RECORDS PROVIDED ->
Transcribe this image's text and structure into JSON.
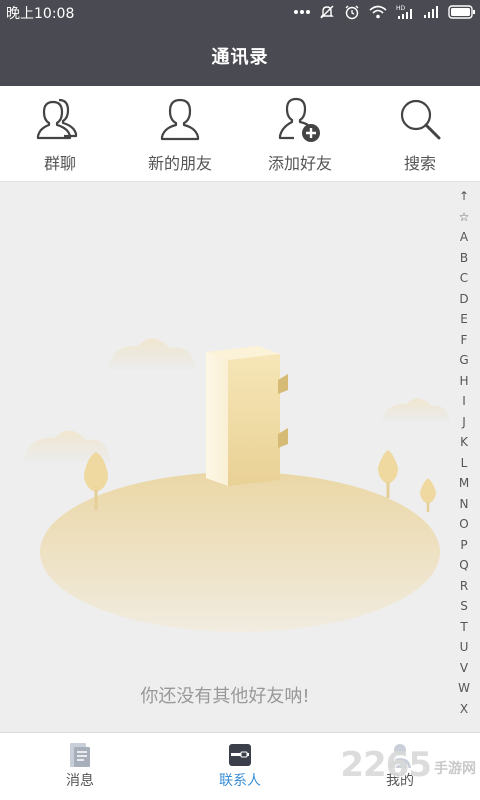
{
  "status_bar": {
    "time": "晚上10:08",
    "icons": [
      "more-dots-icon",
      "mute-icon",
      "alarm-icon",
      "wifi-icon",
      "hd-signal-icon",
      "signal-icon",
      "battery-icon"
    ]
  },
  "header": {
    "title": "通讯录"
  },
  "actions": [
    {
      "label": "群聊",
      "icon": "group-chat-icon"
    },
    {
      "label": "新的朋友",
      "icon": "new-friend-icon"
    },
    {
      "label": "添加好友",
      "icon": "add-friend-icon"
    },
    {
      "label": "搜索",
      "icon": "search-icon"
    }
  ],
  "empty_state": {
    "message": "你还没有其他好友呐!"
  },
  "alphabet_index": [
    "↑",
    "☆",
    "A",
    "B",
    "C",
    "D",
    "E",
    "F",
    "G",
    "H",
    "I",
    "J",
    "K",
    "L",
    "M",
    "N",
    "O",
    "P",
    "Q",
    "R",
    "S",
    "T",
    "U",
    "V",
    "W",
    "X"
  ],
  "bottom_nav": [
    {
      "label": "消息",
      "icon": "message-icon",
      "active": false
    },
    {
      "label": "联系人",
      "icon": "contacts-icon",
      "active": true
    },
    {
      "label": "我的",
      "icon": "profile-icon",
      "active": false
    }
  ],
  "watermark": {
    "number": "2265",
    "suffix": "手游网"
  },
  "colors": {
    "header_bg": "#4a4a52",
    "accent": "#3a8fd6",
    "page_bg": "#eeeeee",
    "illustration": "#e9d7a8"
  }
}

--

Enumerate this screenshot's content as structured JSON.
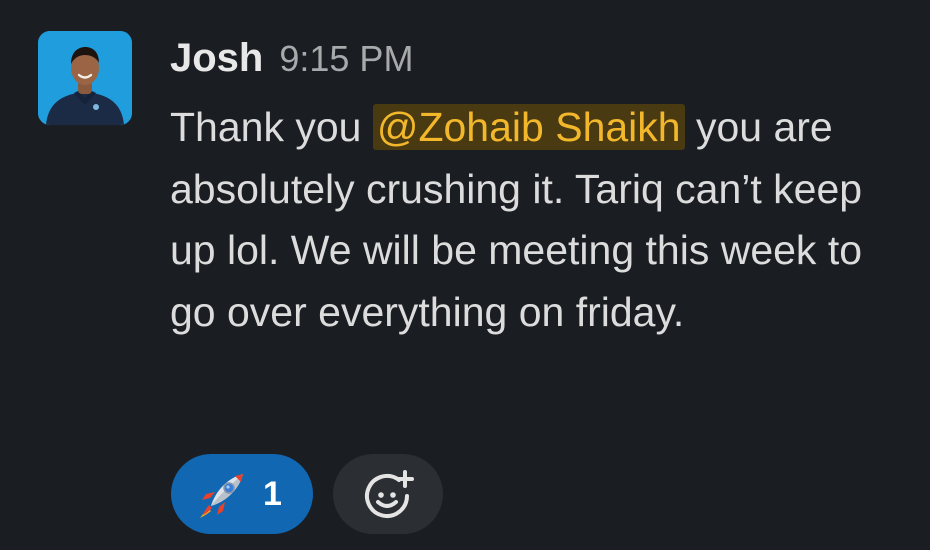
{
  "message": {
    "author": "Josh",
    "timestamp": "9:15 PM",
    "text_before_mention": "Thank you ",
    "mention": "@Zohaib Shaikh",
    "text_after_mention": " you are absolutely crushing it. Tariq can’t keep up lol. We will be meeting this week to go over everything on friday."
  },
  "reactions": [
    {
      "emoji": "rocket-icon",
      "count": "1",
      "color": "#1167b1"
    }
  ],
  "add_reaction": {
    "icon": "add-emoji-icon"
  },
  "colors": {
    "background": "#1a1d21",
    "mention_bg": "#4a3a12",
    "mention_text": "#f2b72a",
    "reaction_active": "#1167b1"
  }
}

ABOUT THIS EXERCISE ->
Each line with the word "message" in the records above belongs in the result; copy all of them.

RESULT FOR THIS EXERCISE ->
    "message": "你还没有其他好友呐!"
      "icon": "message-icon",
  "message": {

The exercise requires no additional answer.